Since institutions own under 5% of Pensana Rare Earths, many may not have spent much time considering the stock. But it’s clear that some have; and they liked it enough to buy in. So if the company itself can improve over time, we may well see more institutional buyers in the future. We sometimes see a rising share price when a few big institutions want to buy a certain stock at the same time. The history of earnings and revenue, which you can see below, could be helpful in considering if more institutional investors will want the stock. Of course, there are plenty of other factors to consider, too.
We note that hedge funds don’t have a meaningful investment in Pensana Rare Earths. Paul Atherley is currently the largest shareholder, with 5.7% of shares outstanding. The second and third largest shareholders are Richard Lockwood and Mark Hohnen, holding 3.4% and 2.8%, respectively. Mark Hohnen also happens to hold the title of Member of the Board of Directors.
On studying our ownership data, we found that 19 of the top shareholders collectively own less than 50% of the share register, implying that no single individual has a majority interest.
Researching institutional ownership is a good way to gauge and filter a stock’s expected performance. The same can be achieved by studying analyst sentiments. As far I can tell there isn’t analyst coverage of the company, so it is probably flying under the radar.
Insider Ownership Of Pensana Rare Earths
The definition of company insiders can be subjective, and does vary between jurisdictions.
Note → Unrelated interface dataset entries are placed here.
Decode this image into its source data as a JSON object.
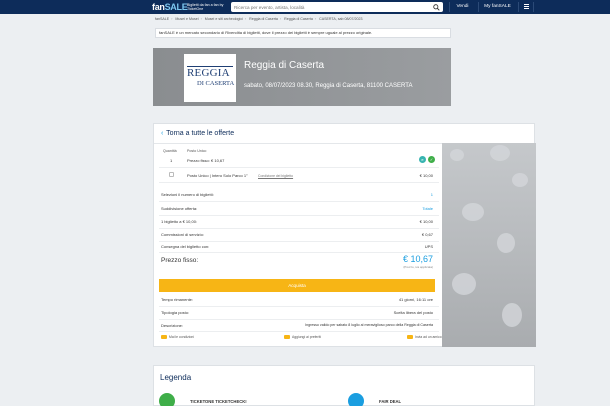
{
  "header": {
    "logo_fan": "fan",
    "logo_sale": "SALE",
    "tagline": "Biglietti da fan a fan by TicketOne",
    "search_placeholder": "Ricerca per evento, artista, località",
    "sell_label": "Vendi",
    "my_label": "My fanSALE",
    "menu_label": "Menu"
  },
  "breadcrumb": [
    "fanSALE",
    "Musei e Musei",
    "Musei e siti archeologici",
    "Reggia di Caserta",
    "Reggia di Caserta",
    "CASERTA, sab 08/07/2023"
  ],
  "notice": "fanSALE è un mercato secondario di Rivendita di biglietti, dove il prezzo dei biglietti è sempre uguale al prezzo originale.",
  "event": {
    "logo_line1": "REGGIA",
    "logo_line2": "DI CASERTA",
    "title": "Reggia di Caserta",
    "subtitle": "sabato, 08/07/2023 08.30, Reggia di Caserta, 81100 CASERTA"
  },
  "offer": {
    "back_label": "Torna a tutte le offerte",
    "col_quantity": "Quantità",
    "col_seat": "Posto Unico",
    "qty": "1",
    "fixed_price_line": "Prezzo fisso: € 10,67",
    "badge_teal": "e",
    "badge_green": "✓",
    "ticket_desc": "Posto Unico | Intero Solo Parco 1°",
    "ticket_link": "Condizione del biglietto",
    "ticket_price": "€ 10,00",
    "rows": [
      {
        "label": "Selezioni il numero di biglietti:",
        "value": "1"
      },
      {
        "label": "Suddivisione offerta:",
        "value": "Totale"
      },
      {
        "label": "1 biglietto a € 10,00:",
        "value": "€ 10,00"
      },
      {
        "label": "Commissioni di servizio:",
        "value": "€ 0,67"
      },
      {
        "label": "Consegna del biglietto con:",
        "value": "UPS"
      }
    ],
    "price_label": "Prezzo fisso:",
    "price_value": "€ 10,67",
    "price_note": "(Prezzo, iva applicata)",
    "buy_label": "Acquista",
    "info": [
      {
        "label": "Tempo rimanente:",
        "value": "41 giorni, 16:11 ore"
      },
      {
        "label": "Tipologia posto:",
        "value": "Scelta libera del posto"
      },
      {
        "label": "Descrizione:",
        "value": "Ingresso valido per sabato 8 luglio al meraviglioso parco della Reggia di Caserta"
      }
    ],
    "footer_icons": [
      "Mai le condizioni",
      "Aggiungi ai preferiti",
      "Invia ad un amico"
    ]
  },
  "legend": {
    "title": "Legenda",
    "items": [
      {
        "label": "TICKETONE TICKETCHECK!",
        "color": "#3fae49"
      },
      {
        "label": "FAIR DEAL",
        "color": "#1a9ee0"
      }
    ]
  },
  "colors": {
    "navy": "#0d2c5a",
    "accent_blue": "#1a9ee0",
    "buy_yellow": "#f7b515"
  }
}
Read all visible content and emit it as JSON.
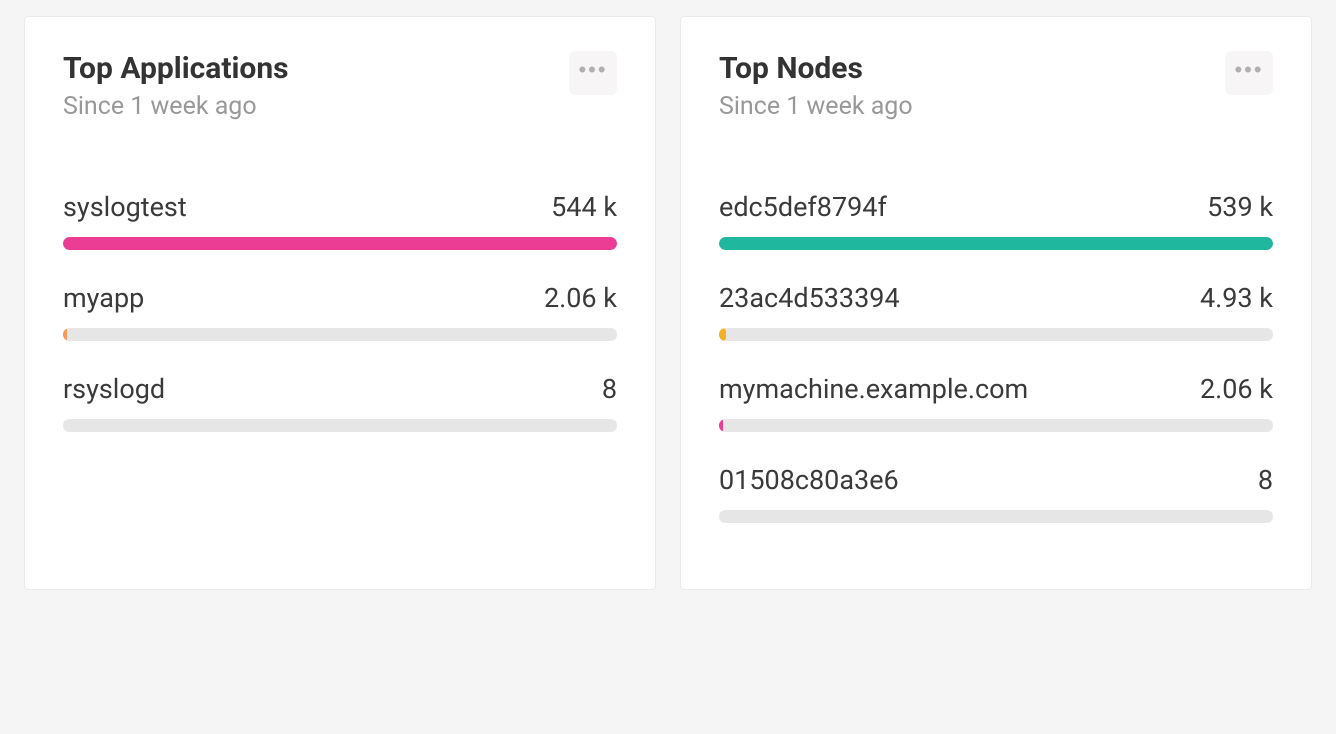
{
  "cards": [
    {
      "title": "Top Applications",
      "subtitle": "Since 1 week ago",
      "items": [
        {
          "label": "syslogtest",
          "value_display": "544 k",
          "value": 544000,
          "bar_pct": 100,
          "color": "#ec3d94"
        },
        {
          "label": "myapp",
          "value_display": "2.06 k",
          "value": 2060,
          "bar_pct": 0.6,
          "color": "#f69a5b"
        },
        {
          "label": "rsyslogd",
          "value_display": "8",
          "value": 8,
          "bar_pct": 0,
          "color": "#e6e6e6"
        }
      ]
    },
    {
      "title": "Top Nodes",
      "subtitle": "Since 1 week ago",
      "items": [
        {
          "label": "edc5def8794f",
          "value_display": "539 k",
          "value": 539000,
          "bar_pct": 100,
          "color": "#1fb89e"
        },
        {
          "label": "23ac4d533394",
          "value_display": "4.93 k",
          "value": 4930,
          "bar_pct": 1.2,
          "color": "#f2b127"
        },
        {
          "label": "mymachine.example.com",
          "value_display": "2.06 k",
          "value": 2060,
          "bar_pct": 0.6,
          "color": "#ec3d94"
        },
        {
          "label": "01508c80a3e6",
          "value_display": "8",
          "value": 8,
          "bar_pct": 0,
          "color": "#e6e6e6"
        }
      ]
    }
  ],
  "chart_data": [
    {
      "type": "bar",
      "title": "Top Applications",
      "subtitle": "Since 1 week ago",
      "categories": [
        "syslogtest",
        "myapp",
        "rsyslogd"
      ],
      "values": [
        544000,
        2060,
        8
      ],
      "display_values": [
        "544 k",
        "2.06 k",
        "8"
      ],
      "colors": [
        "#ec3d94",
        "#f69a5b",
        "#e6e6e6"
      ],
      "orientation": "horizontal",
      "xlabel": "",
      "ylabel": "",
      "ylim": [
        0,
        544000
      ]
    },
    {
      "type": "bar",
      "title": "Top Nodes",
      "subtitle": "Since 1 week ago",
      "categories": [
        "edc5def8794f",
        "23ac4d533394",
        "mymachine.example.com",
        "01508c80a3e6"
      ],
      "values": [
        539000,
        4930,
        2060,
        8
      ],
      "display_values": [
        "539 k",
        "4.93 k",
        "2.06 k",
        "8"
      ],
      "colors": [
        "#1fb89e",
        "#f2b127",
        "#ec3d94",
        "#e6e6e6"
      ],
      "orientation": "horizontal",
      "xlabel": "",
      "ylabel": "",
      "ylim": [
        0,
        539000
      ]
    }
  ]
}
Our data reflects individual insiders, capturing board members at the very least. Management ultimately answers to the board. However, it is not uncommon for managers to be executive board members, especially if they are a founder or the CEO.
Insider ownership is positive when it signals leadership are thinking like the true owners of the company. However, high insider ownership can also give immense power to a small group within the company. This can be negative in some circumstances.
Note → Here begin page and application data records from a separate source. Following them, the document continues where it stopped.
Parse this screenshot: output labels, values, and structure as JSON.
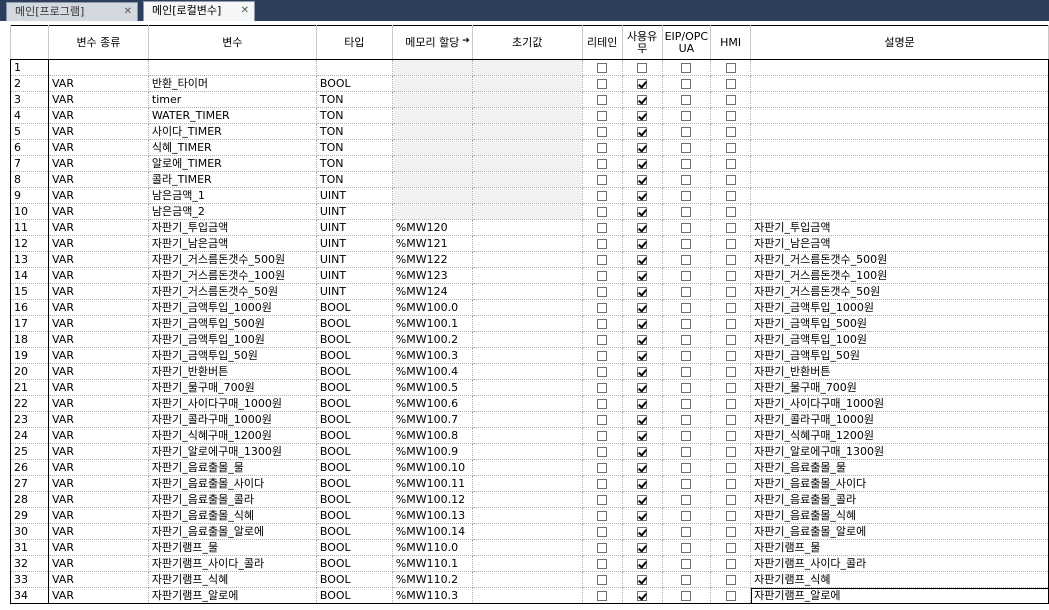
{
  "tabs": [
    {
      "label": "메인[프로그램]",
      "close": "✕"
    },
    {
      "label": "메인[로컬변수]",
      "close": "✕"
    }
  ],
  "columns": {
    "num": "",
    "kind": "변수 종류",
    "var": "변수",
    "type": "타입",
    "mem": "메모리 할당",
    "init": "초기값",
    "retain": "리테인",
    "use": "사용유무",
    "eip": "EIP/OPC UA",
    "hmi": "HMI",
    "desc": "설명문"
  },
  "rows": [
    {
      "n": "1",
      "kind": "",
      "var": "",
      "type": "",
      "mem": "",
      "desc": "",
      "use": false
    },
    {
      "n": "2",
      "kind": "VAR",
      "var": "반환_타이머",
      "type": "BOOL",
      "mem": "",
      "desc": "",
      "use": true
    },
    {
      "n": "3",
      "kind": "VAR",
      "var": "timer",
      "type": "TON",
      "mem": "",
      "desc": "",
      "use": true
    },
    {
      "n": "4",
      "kind": "VAR",
      "var": "WATER_TIMER",
      "type": "TON",
      "mem": "",
      "desc": "",
      "use": true
    },
    {
      "n": "5",
      "kind": "VAR",
      "var": "사이다_TIMER",
      "type": "TON",
      "mem": "",
      "desc": "",
      "use": true
    },
    {
      "n": "6",
      "kind": "VAR",
      "var": "식혜_TIMER",
      "type": "TON",
      "mem": "",
      "desc": "",
      "use": true
    },
    {
      "n": "7",
      "kind": "VAR",
      "var": "알로에_TIMER",
      "type": "TON",
      "mem": "",
      "desc": "",
      "use": true
    },
    {
      "n": "8",
      "kind": "VAR",
      "var": "콜라_TIMER",
      "type": "TON",
      "mem": "",
      "desc": "",
      "use": true
    },
    {
      "n": "9",
      "kind": "VAR",
      "var": "남은금액_1",
      "type": "UINT",
      "mem": "",
      "desc": "",
      "use": true
    },
    {
      "n": "10",
      "kind": "VAR",
      "var": "남은금액_2",
      "type": "UINT",
      "mem": "",
      "desc": "",
      "use": true
    },
    {
      "n": "11",
      "kind": "VAR",
      "var": "자판기_투입금액",
      "type": "UINT",
      "mem": "%MW120",
      "desc": "자판기_투입금액",
      "use": true
    },
    {
      "n": "12",
      "kind": "VAR",
      "var": "자판기_남은금액",
      "type": "UINT",
      "mem": "%MW121",
      "desc": "자판기_남은금액",
      "use": true
    },
    {
      "n": "13",
      "kind": "VAR",
      "var": "자판기_거스름돈갯수_500원",
      "type": "UINT",
      "mem": "%MW122",
      "desc": "자판기_거스름돈갯수_500원",
      "use": true
    },
    {
      "n": "14",
      "kind": "VAR",
      "var": "자판기_거스름돈갯수_100원",
      "type": "UINT",
      "mem": "%MW123",
      "desc": "자판기_거스름돈갯수_100원",
      "use": true
    },
    {
      "n": "15",
      "kind": "VAR",
      "var": "자판기_거스름돈갯수_50원",
      "type": "UINT",
      "mem": "%MW124",
      "desc": "자판기_거스름돈갯수_50원",
      "use": true
    },
    {
      "n": "16",
      "kind": "VAR",
      "var": "자판기_금액투입_1000원",
      "type": "BOOL",
      "mem": "%MW100.0",
      "desc": "자판기_금액투입_1000원",
      "use": true
    },
    {
      "n": "17",
      "kind": "VAR",
      "var": "자판기_금액투입_500원",
      "type": "BOOL",
      "mem": "%MW100.1",
      "desc": "자판기_금액투입_500원",
      "use": true
    },
    {
      "n": "18",
      "kind": "VAR",
      "var": "자판기_금액투입_100원",
      "type": "BOOL",
      "mem": "%MW100.2",
      "desc": "자판기_금액투입_100원",
      "use": true
    },
    {
      "n": "19",
      "kind": "VAR",
      "var": "자판기_금액투입_50원",
      "type": "BOOL",
      "mem": "%MW100.3",
      "desc": "자판기_금액투입_50원",
      "use": true
    },
    {
      "n": "20",
      "kind": "VAR",
      "var": "자판기_반환버튼",
      "type": "BOOL",
      "mem": "%MW100.4",
      "desc": "자판기_반환버튼",
      "use": true
    },
    {
      "n": "21",
      "kind": "VAR",
      "var": "자판기_물구매_700원",
      "type": "BOOL",
      "mem": "%MW100.5",
      "desc": "자판기_물구매_700원",
      "use": true
    },
    {
      "n": "22",
      "kind": "VAR",
      "var": "자판기_사이다구매_1000원",
      "type": "BOOL",
      "mem": "%MW100.6",
      "desc": "자판기_사이다구매_1000원",
      "use": true
    },
    {
      "n": "23",
      "kind": "VAR",
      "var": "자판기_콜라구매_1000원",
      "type": "BOOL",
      "mem": "%MW100.7",
      "desc": "자판기_콜라구매_1000원",
      "use": true
    },
    {
      "n": "24",
      "kind": "VAR",
      "var": "자판기_식혜구매_1200원",
      "type": "BOOL",
      "mem": "%MW100.8",
      "desc": "자판기_식혜구매_1200원",
      "use": true
    },
    {
      "n": "25",
      "kind": "VAR",
      "var": "자판기_알로에구매_1300원",
      "type": "BOOL",
      "mem": "%MW100.9",
      "desc": "자판기_알로에구매_1300원",
      "use": true
    },
    {
      "n": "26",
      "kind": "VAR",
      "var": "자판기_음료출몰_물",
      "type": "BOOL",
      "mem": "%MW100.10",
      "desc": "자판기_음료출몰_물",
      "use": true
    },
    {
      "n": "27",
      "kind": "VAR",
      "var": "자판기_음료출몰_사이다",
      "type": "BOOL",
      "mem": "%MW100.11",
      "desc": "자판기_음료출몰_사이다",
      "use": true
    },
    {
      "n": "28",
      "kind": "VAR",
      "var": "자판기_음료출몰_콜라",
      "type": "BOOL",
      "mem": "%MW100.12",
      "desc": "자판기_음료출몰_콜라",
      "use": true
    },
    {
      "n": "29",
      "kind": "VAR",
      "var": "자판기_음료출몰_식혜",
      "type": "BOOL",
      "mem": "%MW100.13",
      "desc": "자판기_음료출몰_식혜",
      "use": true
    },
    {
      "n": "30",
      "kind": "VAR",
      "var": "자판기_음료출몰_알로에",
      "type": "BOOL",
      "mem": "%MW100.14",
      "desc": "자판기_음료출몰_알로에",
      "use": true
    },
    {
      "n": "31",
      "kind": "VAR",
      "var": "자판기램프_물",
      "type": "BOOL",
      "mem": "%MW110.0",
      "desc": "자판기램프_물",
      "use": true
    },
    {
      "n": "32",
      "kind": "VAR",
      "var": "자판기램프_사이다_콜라",
      "type": "BOOL",
      "mem": "%MW110.1",
      "desc": "자판기램프_사이다_콜라",
      "use": true
    },
    {
      "n": "33",
      "kind": "VAR",
      "var": "자판기램프_식혜",
      "type": "BOOL",
      "mem": "%MW110.2",
      "desc": "자판기램프_식혜",
      "use": true
    },
    {
      "n": "34",
      "kind": "VAR",
      "var": "자판기램프_알로에",
      "type": "BOOL",
      "mem": "%MW110.3",
      "desc": "자판기램프_알로에",
      "use": true
    }
  ]
}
Our most recent data indicates that insiders own a reasonable proportion of Pensana Rare Earths plc. Insiders have a AU$5.4m stake in this AU$22m business. It is great to see insiders so invested in the business. It might be worth checking if those insiders have been buying recently.
General Public Ownership
The general public, mostly retail investors, hold a substantial 67% stake in BUT, suggesting it is a fairly popular stock. This level of ownership gives retail investors the power to sway key policy decisions such as board composition, executive compensation, and the dividend payout ratio.
Private Company Ownership
It seems that Private Companies own 5.8%, of the BUT stock. It’s hard to draw any conclusions from this fact alone, so its worth looking into who owns those private companies. Sometimes insiders or other related parties have an interest in shares in a public company through a separate private company.
It’s always worth thinking about the different groups who own shares in a company. But to understand Pensana Rare Earths better, we need to consider many other factors. Like risks, for instance. Every company has them, and we’ve spotted 7 warning signs for Pensana Rare Earths (of which 3 make us uncomfortable!) you should know about.
Of course this may not be the best stock to buy. So take a peek at this free free list of interesting companies.
NB: Figures in this article are calculated using data from the last twelve months, which refer to the 12-month period ending on the last date of the month the financial statement is dated. This may not be consistent with full year annual report figures.
If you spot an error that warrants correction, please contact the editor at email@example.com. This article by Simply Wall St is general in nature. It does not constitute a recommendation to buy or sell any stock, and does not take account of your objectives, or your financial situation. Simply Wall St has no position in the stocks mentioned.
We aim to bring you long-term focused research analysis driven by fundamental data. Note that our analysis may not factor in the latest price-sensitive company announcements or qualitative material. Thank you for reading.